2. Tim Tebow, QB, Florida, 2007: Tebow's sophomore season was his best statistically, even though the Gators didn't win a national title that year. He became the first quarterback in FBS history to pass for 20 touchdowns and rush for 20 touchdowns in the same season. Tebow finished with 32 passing touchdowns and 23 rushing touchdowns in becoming the first sophomore in history to win the Heisman Trophy. Not known for his passing prowess, Tebow threw for 3,286 yards and only six interceptions that season. He also rushed for 895 yards and was the Gators' go-to guy any time they got near the goal line.

[+] EnlargeHerschel Walker
Getty ImagesHerschel Walker rushed for 1,616 yards during the 1980 season, leading the Bulldogs to a 12-0 record and national championship.
3. Herschel Walker, RB, Georgia, 1980: Even though Walker won his Heisman Trophy in 1982, it was his freshman season in 1980 that everyone remembers. It remains almost mythical with the way he burst onto the scene in the second half of the opener that year against Tennessee and ran over Bill Bates at the goal line. He rushed for 1,616 yards that season in leading the Bulldogs to a 12-0 record and national championship. In a lot of ways, Walker was the first of his kind, a 225-pound bruiser who had track speed. To this day, many consider him to be the SEC's greatest player.

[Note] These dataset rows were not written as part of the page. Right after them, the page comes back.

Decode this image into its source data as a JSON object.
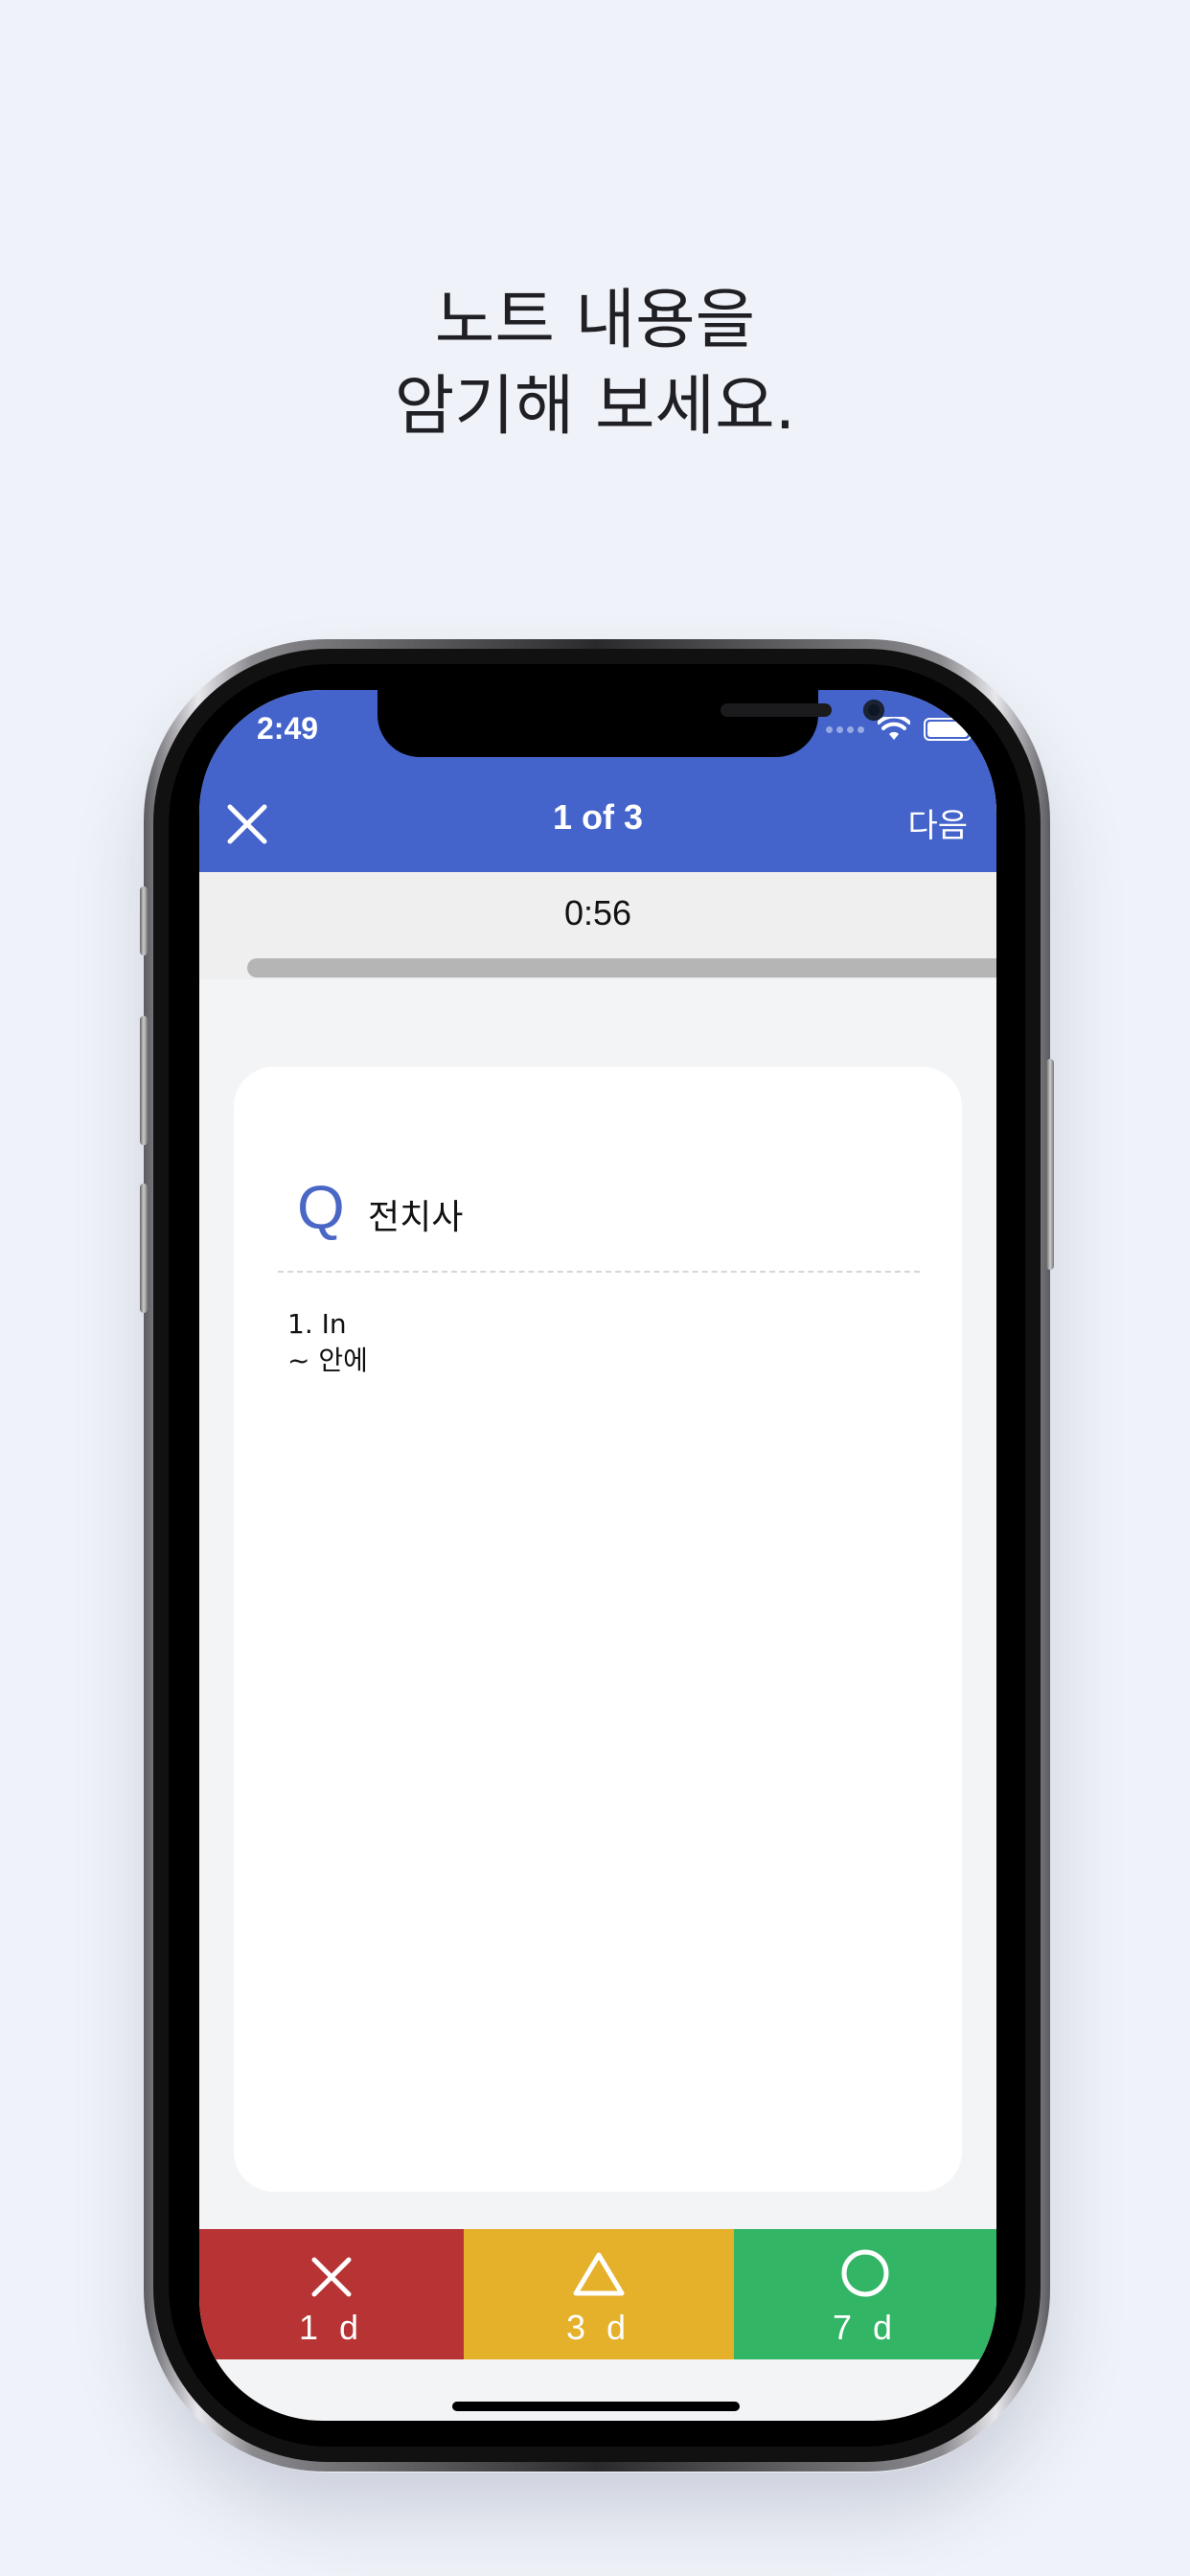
{
  "headline": {
    "line1": "노트 내용을",
    "line2": "암기해 보세요."
  },
  "status_bar": {
    "time": "2:49",
    "icons": [
      "signal-icon",
      "wifi-icon",
      "battery-icon"
    ]
  },
  "nav": {
    "close_icon": "close-icon",
    "title": "1 of 3",
    "next_label": "다음"
  },
  "timer": {
    "text": "0:56",
    "progress": 1.0
  },
  "card": {
    "question_marker": "Q",
    "question": "전치사",
    "answer_lines": [
      "1. In",
      "~ 안에"
    ]
  },
  "rating": [
    {
      "icon": "x-icon",
      "label": "1 d",
      "color": "#b83333"
    },
    {
      "icon": "triangle-icon",
      "label": "3 d",
      "color": "#e5b02a"
    },
    {
      "icon": "circle-icon",
      "label": "7 d",
      "color": "#33b566"
    }
  ],
  "colors": {
    "nav_bar": "#4464cc",
    "background": "#eff2f8",
    "question_marker": "#4a67c6"
  }
}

4. Derrick Thomas, OLB, Alabama, 1988: When you start talking about pure stats and gaudy numbers, it's hard to top what Thomas accomplished during the 1988 season. He set an SEC record with 39 tackles for loss, including an NCAA record 27 sacks. Thomas, who died in 2000, also had an incredible 45 quarterback hurries that season. He completely took over the Penn State game with three sacks and a safety, and to this day he remains the standard for rushing the passer in this league. Former Alabama coach Bill Curry called him the "best football player I ever coached."

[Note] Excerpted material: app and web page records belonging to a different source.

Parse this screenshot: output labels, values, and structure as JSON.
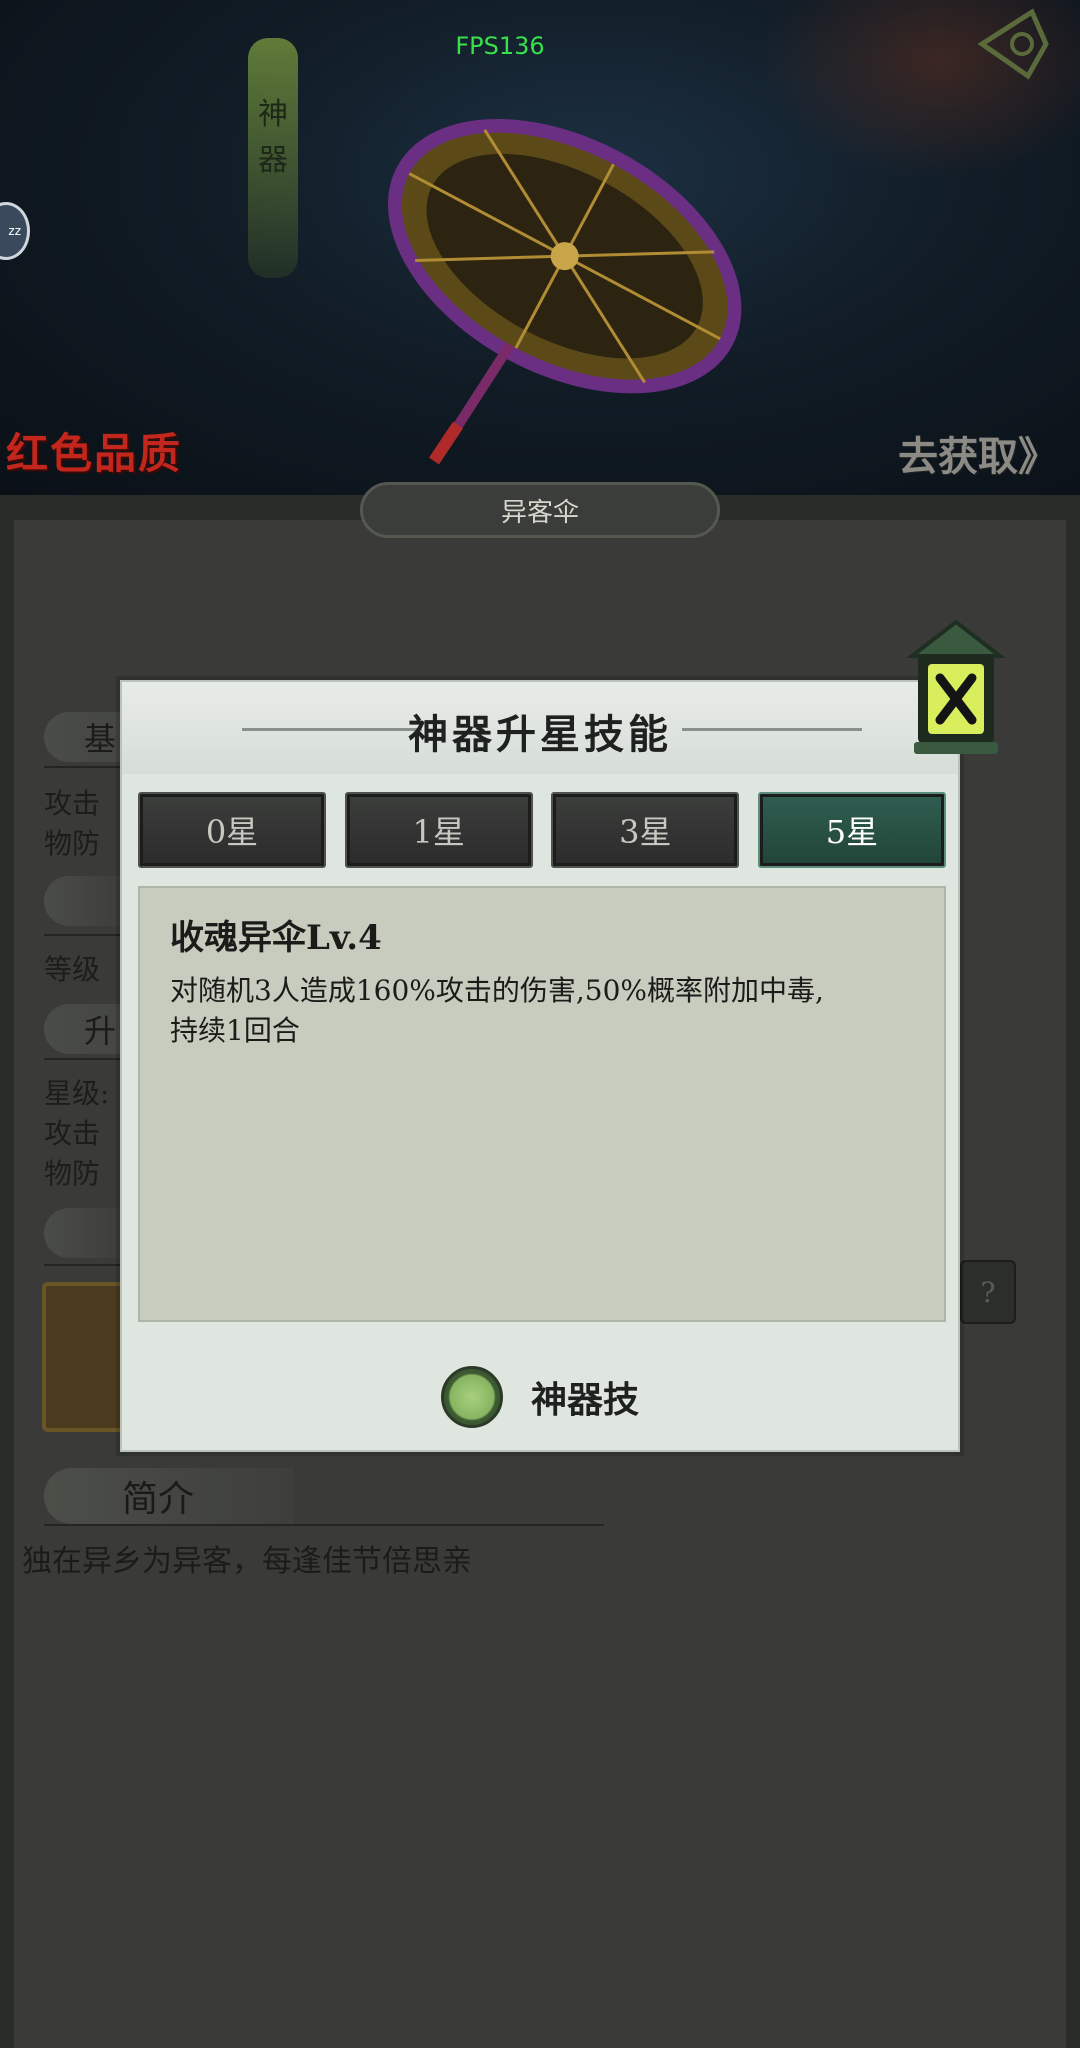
{
  "hud": {
    "fps": "FPS136"
  },
  "artwork": {
    "banner": [
      "神",
      "器"
    ],
    "quality_label": "红色品质",
    "go_get_label": "去获取》",
    "item_name": "异客伞"
  },
  "background": {
    "section_base": "基",
    "section_upgrade": "升",
    "labels": {
      "attack1": "攻击",
      "phys_def1": "物防",
      "level": "等级",
      "star_level": "星级:",
      "attack2": "攻击",
      "phys_def2": "物防"
    },
    "help_icon": "?",
    "intro_title": "简介",
    "intro_text": "独在异乡为异客，每逢佳节倍思亲"
  },
  "modal": {
    "title": "神器升星技能",
    "tabs": [
      {
        "label": "0星",
        "active": false
      },
      {
        "label": "1星",
        "active": false
      },
      {
        "label": "3星",
        "active": false
      },
      {
        "label": "5星",
        "active": true
      }
    ],
    "skill": {
      "name": "收魂异伞Lv.4",
      "description_line1": "对随机3人造成160%攻击的伤害,50%概率附加中毒,",
      "description_line2": "持续1回合"
    },
    "legend_label": "神器技",
    "close_icon": "close-lantern-icon"
  },
  "colors": {
    "active_tab": "#2f5e50",
    "quality_red": "#c2261c",
    "fps_green": "#38e04a",
    "legend_green": "#88b562"
  }
}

5. Danny Wuerffel, QB, Florida, 1996: Never fully satisfied with the way his quarterbacks perform, Steve Spurrier came close in 1996. Wuerffel was brilliant that season in leading the Gators to a national championship. He finished with 3,625 passing yards and 39 touchdown passes on his way to winning the Heisman Trophy. His accuracy and ability to put the ball in places his receivers could turn short gains into touchdowns made him one of the Head Ball Coach's favorites. "Danny Wonderful" didn't have an exceptionally strong arm but always knew where to go with the football.

Lunchtime links

March, 19, 2012
The madness of March continues later in the week, so you can take some time to check out what's going on around the SEC.